Also, experts and industry officials feel the enforcements have turned sterner. “Enforcements are not something unusual in pharmaceutical business. However, it is usually restricted to form 483s, when the regulator makes observations and the company resolves those; or, at times, warning letters that are also gradually addressed.

But import alerts are not so common. Import alert is serious because it means disruption in supplies and needs a detailed correction,” says an industry official working with a domestic pharmaceutical company.

The official added now, the industry was concerned due to increasing import alerts. This year, Indian drug manufacturing facilities have accounted for the highest number of enforcements from US FDA. According to FDA data, so far this year, about 20 drug manufacturing factories across India were barred from supplying medicines to the US.

During the same period, Chinese drug manufacturing facilities saw seven FDA import alerts; Australian, Canadian and Japanese units recorded two each; and South African and German facilities saw one each. In September, the US FDA’s new director in India, Altaf Ahmed Lal, wrote in his blog he planned to conduct workshops with the industry, as well as regulators, in the next few months. “Over the next 12-24 months, I look forward to hosting workshops for open, transparent discussions with the industry and regulators on what systems of preventive control need to be in place through the lifecycle of any manufacturing process.

What controls do we need to guarantee so that at the end of the day, products are safe and effective? Which checks and balances should be standard procedure?” he wrote. He said though this would be a “daunting challenge”, he was “eager” to face it. India is the second-largest supplier of pharmaceuticals to the US.
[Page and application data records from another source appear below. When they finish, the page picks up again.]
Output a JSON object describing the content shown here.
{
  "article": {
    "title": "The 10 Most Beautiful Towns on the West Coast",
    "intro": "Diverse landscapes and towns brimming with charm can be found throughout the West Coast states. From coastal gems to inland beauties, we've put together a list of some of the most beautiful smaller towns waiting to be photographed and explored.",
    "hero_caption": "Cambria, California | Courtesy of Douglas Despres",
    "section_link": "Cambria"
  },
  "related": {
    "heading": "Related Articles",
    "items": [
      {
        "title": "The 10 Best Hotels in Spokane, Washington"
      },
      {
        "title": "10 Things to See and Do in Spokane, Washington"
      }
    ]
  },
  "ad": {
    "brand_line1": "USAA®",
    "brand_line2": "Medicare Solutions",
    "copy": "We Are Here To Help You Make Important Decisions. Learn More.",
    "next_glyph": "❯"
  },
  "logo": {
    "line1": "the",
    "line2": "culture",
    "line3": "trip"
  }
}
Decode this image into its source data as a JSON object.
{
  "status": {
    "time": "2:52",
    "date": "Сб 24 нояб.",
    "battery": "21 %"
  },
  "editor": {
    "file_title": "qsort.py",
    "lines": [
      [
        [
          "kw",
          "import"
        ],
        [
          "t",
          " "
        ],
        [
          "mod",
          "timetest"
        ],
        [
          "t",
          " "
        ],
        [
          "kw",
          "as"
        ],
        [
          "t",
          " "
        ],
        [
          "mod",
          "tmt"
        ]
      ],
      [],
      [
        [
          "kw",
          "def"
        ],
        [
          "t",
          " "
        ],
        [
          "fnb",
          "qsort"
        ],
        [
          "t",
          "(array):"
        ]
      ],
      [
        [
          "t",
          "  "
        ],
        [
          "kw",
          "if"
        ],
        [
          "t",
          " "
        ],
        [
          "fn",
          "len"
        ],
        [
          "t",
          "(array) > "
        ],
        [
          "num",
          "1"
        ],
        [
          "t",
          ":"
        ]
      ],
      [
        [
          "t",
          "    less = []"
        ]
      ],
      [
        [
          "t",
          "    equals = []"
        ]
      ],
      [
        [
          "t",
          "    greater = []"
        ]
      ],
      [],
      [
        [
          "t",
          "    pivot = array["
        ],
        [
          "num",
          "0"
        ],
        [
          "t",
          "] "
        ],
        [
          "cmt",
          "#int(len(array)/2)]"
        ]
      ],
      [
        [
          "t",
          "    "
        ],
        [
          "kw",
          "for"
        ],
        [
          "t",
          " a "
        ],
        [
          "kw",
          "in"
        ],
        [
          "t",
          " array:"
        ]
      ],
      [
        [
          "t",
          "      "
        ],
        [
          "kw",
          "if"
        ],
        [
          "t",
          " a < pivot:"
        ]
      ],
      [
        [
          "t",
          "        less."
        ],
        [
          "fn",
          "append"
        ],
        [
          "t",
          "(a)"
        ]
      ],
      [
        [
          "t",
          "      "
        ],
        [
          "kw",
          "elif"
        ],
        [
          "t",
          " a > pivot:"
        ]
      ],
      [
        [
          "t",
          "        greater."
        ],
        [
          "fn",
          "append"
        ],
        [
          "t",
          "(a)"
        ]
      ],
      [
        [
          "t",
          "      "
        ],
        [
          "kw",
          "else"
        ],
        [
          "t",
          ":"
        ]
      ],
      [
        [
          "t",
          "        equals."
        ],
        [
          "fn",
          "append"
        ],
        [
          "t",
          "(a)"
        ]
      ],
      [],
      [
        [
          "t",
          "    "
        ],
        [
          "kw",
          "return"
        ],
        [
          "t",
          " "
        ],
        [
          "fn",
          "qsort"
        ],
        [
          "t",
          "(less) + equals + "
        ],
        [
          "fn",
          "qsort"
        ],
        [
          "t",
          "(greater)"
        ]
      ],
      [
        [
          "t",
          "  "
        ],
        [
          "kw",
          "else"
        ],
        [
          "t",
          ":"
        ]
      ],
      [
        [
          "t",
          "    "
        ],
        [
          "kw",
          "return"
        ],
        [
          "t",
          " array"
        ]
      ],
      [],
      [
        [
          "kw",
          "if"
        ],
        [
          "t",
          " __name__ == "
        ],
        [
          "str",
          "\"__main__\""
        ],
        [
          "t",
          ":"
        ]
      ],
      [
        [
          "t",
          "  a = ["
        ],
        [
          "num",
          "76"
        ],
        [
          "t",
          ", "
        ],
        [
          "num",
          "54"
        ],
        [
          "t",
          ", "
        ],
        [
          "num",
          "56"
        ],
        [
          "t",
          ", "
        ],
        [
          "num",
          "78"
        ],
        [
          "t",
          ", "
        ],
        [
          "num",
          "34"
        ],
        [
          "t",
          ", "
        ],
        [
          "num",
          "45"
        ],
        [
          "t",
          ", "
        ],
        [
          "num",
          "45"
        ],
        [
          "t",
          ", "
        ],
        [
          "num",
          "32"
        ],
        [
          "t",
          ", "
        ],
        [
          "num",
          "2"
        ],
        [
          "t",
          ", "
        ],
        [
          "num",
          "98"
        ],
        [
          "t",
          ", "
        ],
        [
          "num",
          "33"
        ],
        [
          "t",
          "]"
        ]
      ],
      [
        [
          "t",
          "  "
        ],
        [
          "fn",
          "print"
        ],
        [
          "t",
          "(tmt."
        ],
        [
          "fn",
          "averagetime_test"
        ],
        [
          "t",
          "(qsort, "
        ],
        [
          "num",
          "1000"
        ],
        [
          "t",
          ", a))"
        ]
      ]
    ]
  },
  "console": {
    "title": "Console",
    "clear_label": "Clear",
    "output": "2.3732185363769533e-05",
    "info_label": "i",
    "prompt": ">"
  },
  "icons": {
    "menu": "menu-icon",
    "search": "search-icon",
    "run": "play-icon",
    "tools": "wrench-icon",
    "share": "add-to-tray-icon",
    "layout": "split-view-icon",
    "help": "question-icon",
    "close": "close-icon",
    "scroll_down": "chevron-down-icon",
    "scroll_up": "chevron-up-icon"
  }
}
Last year, pharmaceutical exports from India to the US rose 32 per cent to $4.2 billion. India accounts for about 40 per cent of generic and over-the-counter products and 10 per cent of finished dosages used in the US.

Sushmi Dey in New Delhi